  2. ^ "2016 Census QuickStats: Eaglehawk Neck". Australian Bureau of Statistics. 23 October 2017. Archived from the original on 12 March 2022. Retrieved 4 August 2020.
  3. ^ a b "Eaglehawk Neck". Placenames Tasmania. Select “Search”, enter "319T", click “Search”, select row, map is displayed, click “Details”. Retrieved 4 August 2020.
  4. ^ Cooper, Erin (31 March 2021). "Suicide Bay, site of Cape Grim Aboriginal massacre, to be renamed". ABC News. Archived from the original on 10 February 2022. Retrieved 1 April 2021.
  5. ^ "Dog Line". Discover Tasmania. Archived from the original on 6 October 2019. Retrieved 6 October 2019.
  6. ^ Robson, L. L.; Ward, Russel (1966). "Cash, Martin (1808–1877)". Australian Dictionary of Biography. Vol. 1. National Centre of Biography, Australian National University. ISSN 1833-7538. Retrieved 8 August 2015.
  7. ^ "Australian Convict Sites". World Heritage List. UNESCO. Archived from the original on 4 August 2010. Retrieved 2 August 2010.
  8. ^ "Post Office List". Premier Postal History. Premier Postal Auctions. Retrieved 16 June 2012.
  9. ^ Google (4 August 2020). "Eaglehawk Neck, Tasmania" (Map). Google Maps. Google. Retrieved 4 August 2020.
  10. ^ "Tasmanian Road Route Codes" (PDF). Department of Primary Industries, Parks, Water & Environment. May 2017. Archived from the original (PDF) on 1 August 2017. Retrieved 4 August 2020.

Further reading[edit]

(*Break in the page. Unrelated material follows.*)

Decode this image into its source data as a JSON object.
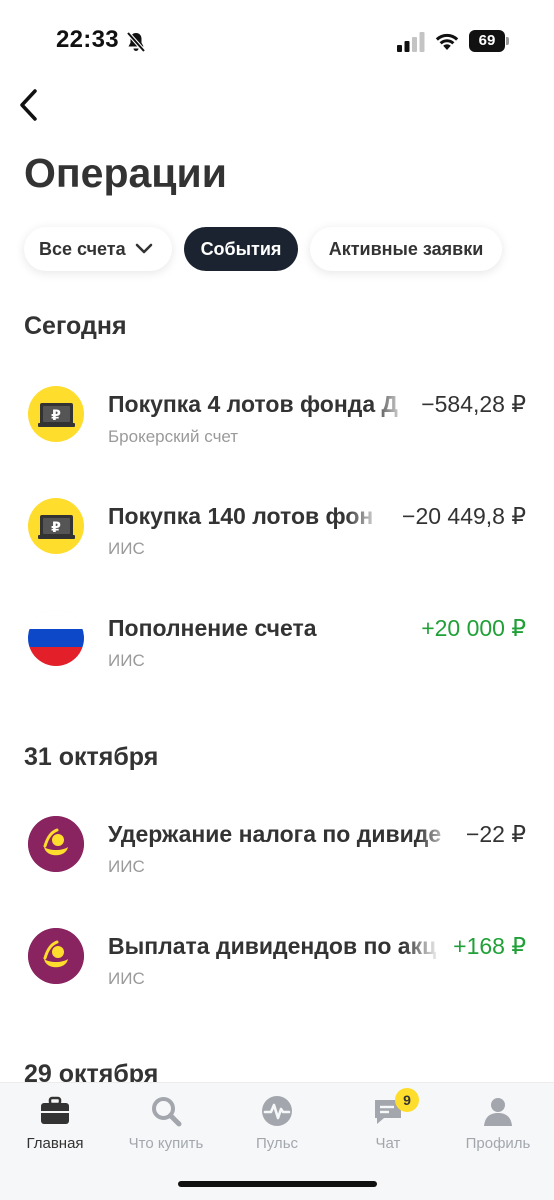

  • Storey, Shirley; Storey, Peter (1990). Tasman tracks: 25 walks on the Tasman and Forestier Peninsulas. Koonya Press. ISBN 0-6460-1870-1.

External links[edit]